> **TRY IT**
Every entry that follows needs to be repeated exactly.

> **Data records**
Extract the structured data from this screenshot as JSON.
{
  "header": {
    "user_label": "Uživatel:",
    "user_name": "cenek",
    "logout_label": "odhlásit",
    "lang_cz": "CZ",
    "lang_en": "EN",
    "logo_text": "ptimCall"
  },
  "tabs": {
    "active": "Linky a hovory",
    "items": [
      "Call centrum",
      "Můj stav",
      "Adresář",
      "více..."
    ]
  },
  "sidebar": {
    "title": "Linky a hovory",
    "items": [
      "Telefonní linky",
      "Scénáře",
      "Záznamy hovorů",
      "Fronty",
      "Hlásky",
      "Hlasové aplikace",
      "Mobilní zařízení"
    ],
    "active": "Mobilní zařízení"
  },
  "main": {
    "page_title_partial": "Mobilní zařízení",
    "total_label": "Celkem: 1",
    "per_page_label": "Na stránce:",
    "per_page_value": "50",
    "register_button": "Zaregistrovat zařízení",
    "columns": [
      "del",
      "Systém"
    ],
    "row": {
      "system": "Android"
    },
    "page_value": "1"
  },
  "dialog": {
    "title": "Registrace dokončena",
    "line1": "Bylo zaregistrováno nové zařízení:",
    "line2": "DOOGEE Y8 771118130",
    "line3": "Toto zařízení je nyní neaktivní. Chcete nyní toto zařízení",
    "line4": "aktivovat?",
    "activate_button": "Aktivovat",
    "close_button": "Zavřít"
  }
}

> **RESULT OF THIS EXERCISE**
Extract the structured data from this screenshot as JSON.
{
  "header": {
    "user_label": "Uživatel:",
    "user_name": "cenek",
    "logout_label": "odhlásit",
    "lang_cz": "CZ",
    "lang_en": "EN",
    "logo_text": "ptimCall"
  },
  "tabs": {
    "active": "Linky a hovory",
    "items": [
      "Call centrum",
      "Můj stav",
      "Adresář",
      "více..."
    ]
  },
  "sidebar": {
    "title": "Linky a hovory",
    "items": [
      "Telefonní linky",
      "Scénáře",
      "Záznamy hovorů",
      "Fronty",
      "Hlásky",
      "Hlasové aplikace",
      "Mobilní zařízení"
    ],
    "active": "Mobilní zařízení"
  },
  "main": {
    "page_title_partial": "Mobilní zařízení",
    "total_label": "Celkem: 1",
    "per_page_label": "Na stránce:",
    "per_page_value": "50",
    "register_button": "Zaregistrovat zařízení",
    "columns": [
      "del",
      "Systém"
    ],
    "row": {
      "system": "Android"
    },
    "page_value": "1"
  },
  "dialog": {
    "title": "Registrace dokončena",
    "line1": "Bylo zaregistrováno nové zařízení:",
    "line2": "DOOGEE Y8 771118130",
    "line3": "Toto zařízení je nyní neaktivní. Chcete nyní toto zařízení",
    "line4": "aktivovat?",
    "activate_button": "Aktivovat",
    "close_button": "Zavřít"
  }
}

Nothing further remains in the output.